For the chicken salad:

2 cups chicken, shredded

1 cup mayonnaise (homemade is super easy and delish but storebought is also fine)

4 Tbsp Sriracha

1 tsp salt

2 tsp pepper

Combine chicken, mayonnaise, sriracha, salt and pepper and stir until well-coated. Taste, and add more sriracha as desired.

To assemble the sandwiches:

You can either use a crusty small French loaf or go the way of the potato roll. Either will yield delicious results.

Split French bread or potato roll. Fill with quick pickles and sriracha chicken salad. Serve.

Really good chicken Caesar salad with sourdough croutons, avocado and radishes

A good Caesar salad can bring joy to the table. Golden, crispy sourdough croutons make it even better.
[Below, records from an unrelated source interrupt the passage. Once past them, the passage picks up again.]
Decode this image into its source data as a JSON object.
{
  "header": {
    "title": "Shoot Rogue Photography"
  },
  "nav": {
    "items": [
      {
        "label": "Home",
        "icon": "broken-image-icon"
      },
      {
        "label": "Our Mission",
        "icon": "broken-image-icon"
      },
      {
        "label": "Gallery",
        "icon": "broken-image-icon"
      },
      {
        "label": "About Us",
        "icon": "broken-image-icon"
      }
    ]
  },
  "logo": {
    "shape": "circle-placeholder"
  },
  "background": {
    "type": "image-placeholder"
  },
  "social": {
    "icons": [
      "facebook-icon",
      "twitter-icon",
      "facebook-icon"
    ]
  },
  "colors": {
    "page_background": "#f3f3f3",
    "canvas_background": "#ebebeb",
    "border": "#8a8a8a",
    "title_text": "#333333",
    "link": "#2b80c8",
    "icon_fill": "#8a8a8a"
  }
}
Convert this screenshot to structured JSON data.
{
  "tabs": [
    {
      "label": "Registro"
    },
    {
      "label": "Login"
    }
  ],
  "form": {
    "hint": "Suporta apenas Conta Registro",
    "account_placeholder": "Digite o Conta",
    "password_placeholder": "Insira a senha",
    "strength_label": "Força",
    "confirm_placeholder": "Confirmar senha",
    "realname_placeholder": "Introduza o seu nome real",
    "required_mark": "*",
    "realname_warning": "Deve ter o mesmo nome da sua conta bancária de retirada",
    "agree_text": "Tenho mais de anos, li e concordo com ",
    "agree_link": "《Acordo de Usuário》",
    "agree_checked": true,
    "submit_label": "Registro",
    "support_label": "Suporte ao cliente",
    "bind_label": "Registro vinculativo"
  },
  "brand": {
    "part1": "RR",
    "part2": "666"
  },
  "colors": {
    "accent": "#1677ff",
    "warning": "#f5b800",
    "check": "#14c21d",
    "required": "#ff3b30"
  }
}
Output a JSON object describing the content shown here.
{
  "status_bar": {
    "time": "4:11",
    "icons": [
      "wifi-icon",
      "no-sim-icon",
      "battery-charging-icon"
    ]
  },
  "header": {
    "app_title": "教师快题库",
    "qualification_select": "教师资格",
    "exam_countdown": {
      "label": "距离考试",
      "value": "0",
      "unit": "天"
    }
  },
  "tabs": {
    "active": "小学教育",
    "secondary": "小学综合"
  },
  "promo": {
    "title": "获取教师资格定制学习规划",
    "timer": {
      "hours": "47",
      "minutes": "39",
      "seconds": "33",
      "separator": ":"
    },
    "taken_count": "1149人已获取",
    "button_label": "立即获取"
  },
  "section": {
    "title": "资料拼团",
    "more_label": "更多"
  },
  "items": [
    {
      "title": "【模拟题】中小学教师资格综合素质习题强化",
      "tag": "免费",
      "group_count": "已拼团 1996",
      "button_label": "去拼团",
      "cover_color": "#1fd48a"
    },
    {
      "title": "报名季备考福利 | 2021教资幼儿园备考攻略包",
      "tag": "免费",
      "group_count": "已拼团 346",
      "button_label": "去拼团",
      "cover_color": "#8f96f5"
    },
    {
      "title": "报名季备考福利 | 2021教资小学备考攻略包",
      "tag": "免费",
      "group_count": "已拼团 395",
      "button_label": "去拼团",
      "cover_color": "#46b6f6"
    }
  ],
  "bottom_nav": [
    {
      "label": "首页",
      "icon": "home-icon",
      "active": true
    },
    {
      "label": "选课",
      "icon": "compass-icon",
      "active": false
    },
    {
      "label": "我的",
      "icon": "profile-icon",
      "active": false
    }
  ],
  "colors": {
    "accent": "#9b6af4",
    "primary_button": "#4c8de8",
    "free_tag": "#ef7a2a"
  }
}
This way of preparing croutons is based on The French Laundry’s recipe, which I dutifully replicated as a wee teenager to top another TFL recipe for creamy cauliflower soup. Needless to say, the croutons made a longer-lasting impression than the soup!

For the salad:

1 head romaine lettuce, washed, dried and chopped

1/2 cup thinly sliced radishes

1 avocado, cubed

1 cup shredded chicken

1/2 cup parmesan shavings (you can use a peeler to do this)

Croutons

2 cups sourdough cut torn into ~1 inch chunks

3 Tbsp butter

2 Tbsp olive oil

salt

Dressing

3 anchovies

2 Tbsp lemon juice

1 clove garlic

1 tsp salt

1 egg yolk

3 Tbsp grated parmesan cheese

1 tsp dijon

2 tsp black pepper

1/3 cup olive oil

To make the croutons: Melt butter and olive oil in a pan over medium heat. Add the sourdough pieces to create one layer (if you have more left, save for round 2) and stir until coated. Let cook, flipping and stirring occasionally, until sides are golden brown. Remove and let drain on a paper towel lined plate. Add more butter and oil as needed and continue with remaining sourdough. Sprinkle with kosher salt while still warm.

To make the dressing: Blend anchovies, garlic, salt, pepper, egg yolk, parmesan and dijon in a blender, or with a handheld blender. Slowly pour the olive oil in while blending until the dressing has slightly thickened.

To prepare the salad:

Place romaine lettuce, chicken and radishes in a large serving bowl and pour on the dressing. Gently toss the lettuce until everything is evenly coated (it won’t look great, but this way you get a bit of dressing in each bite), then scatter the top with avocado, parmesan shavings and croutons. Serve with an extra crack of pepper on top if you’re like me.

Final Notes & A Question For You

As summer winds down and fall peeks around the corner, change is coming, both in the seasons and in newsletter-land. For my next round of newsletters, I’d like to delve more into food from different cultures, highlighting their stories and explaining various ingredients. I’d also like to do more Q & A style sections, where I answer questions and provide advice for home cooks. And I need you, dear reader, to help.

Do you have any questions about cooking in general or a specific culture’s food that you would like to learn more about? Leave a comment or reply to this newsletter, and I’ll see what I can do. Thanks for reading, and until next month!